In a statement, Dr Michael Spence, president and provost of UCL, said university security was working with local police to “ensure an increased presence around the perimeter of the Bloomsbury campus.”
While this month’s conflict may have been the catalyst for the current wave of abuse, campus tensions were simmering long before. In recent years, a wave of “cancellation culture” has swept through universities, but anti-Semitism appears to remain the lingering face of prejudice. In 2018, anti-Semitic graffti was discovered in a café on the Royal Holloway campus. In the same year, members of a Coventry University sports club were suspended for wearing T-shirts bearing swastikas and other anti-Semitic slogans; the year before, the Conservative Society of Plymouth University had been suspended after some members were implicated in a similar incident.
Earlier this year, the University of Bristol launched an investigation into David Miller, professor of political sociology at the university, after calling for an end to “Zionism as a functional ideology of the world” and claiming that members from the Jewish Society at the university, which complained that his words were “used as political pawns by a violent and racist foreign regime engaged in ethnic cleansing.”
A statement from the University of Bristol said the investigation into Professor Miller was’ confidential ‘but added:’ We recognize that this issue has caused deep concern among some in our community, and also people. have very different views on the issues raised. ” Following Prof. Miller’s comments, however, some Bristol students signed an open letter supporting him, and Support campaign spokesperson David Miller said: “Prof. Miller enjoys broad support from academics and students from Bristol and beyond. Any vexatious complaint that has been brought against him should be treated with contempt. “
Sabrina Miller, 21, a third-year English student at the University of Bristol, who has started a petition of 8,500 to have Professor Miller fired, was horrified at the level of abuse she received in response . “The volume was shocking: there were messages calling me a ‘Zionazi’. Someone even edited a TikTok video of me dancing to say, “Real footage of Sabrina dancing on Palestinian graves.” This all happened when I was trying to write my thesis; I had to take time and go home because it was too much.
This time around, she says the anti-Semitism she’s witnessed feels more “subtle”, as it comes from fellow students, many of whom “you wouldn’t expect.” Often times, this takes the form of infographics and memes about the conflict claiming that “the Zionist Rothschilds want to claim Israel for oil.”

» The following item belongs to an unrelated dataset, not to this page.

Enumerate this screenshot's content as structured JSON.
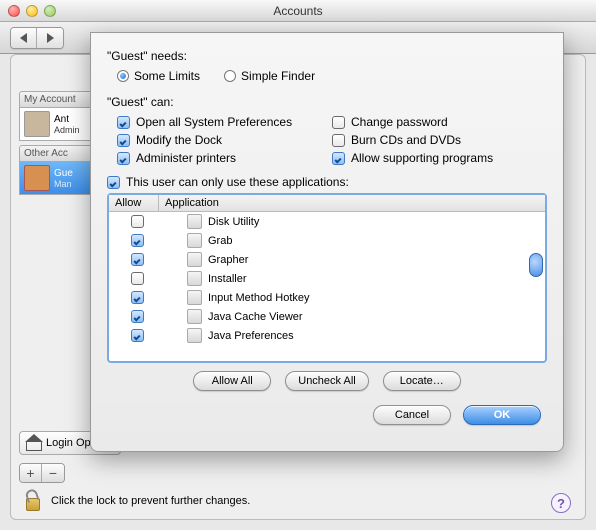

She adds that many Jewish students like her feel forced out of progressive spaces at university because there are “blind spots” around anti-Semitism on the left. “Some social movements are popular on campuses and the Palestinian conflict is very popular. This doesn’t take away the important message that Palestinians are suffering horribly in the West Bank and Gaza, but it does mean that a lot of people are sharing things on social media without understanding what they really mean, ”she said.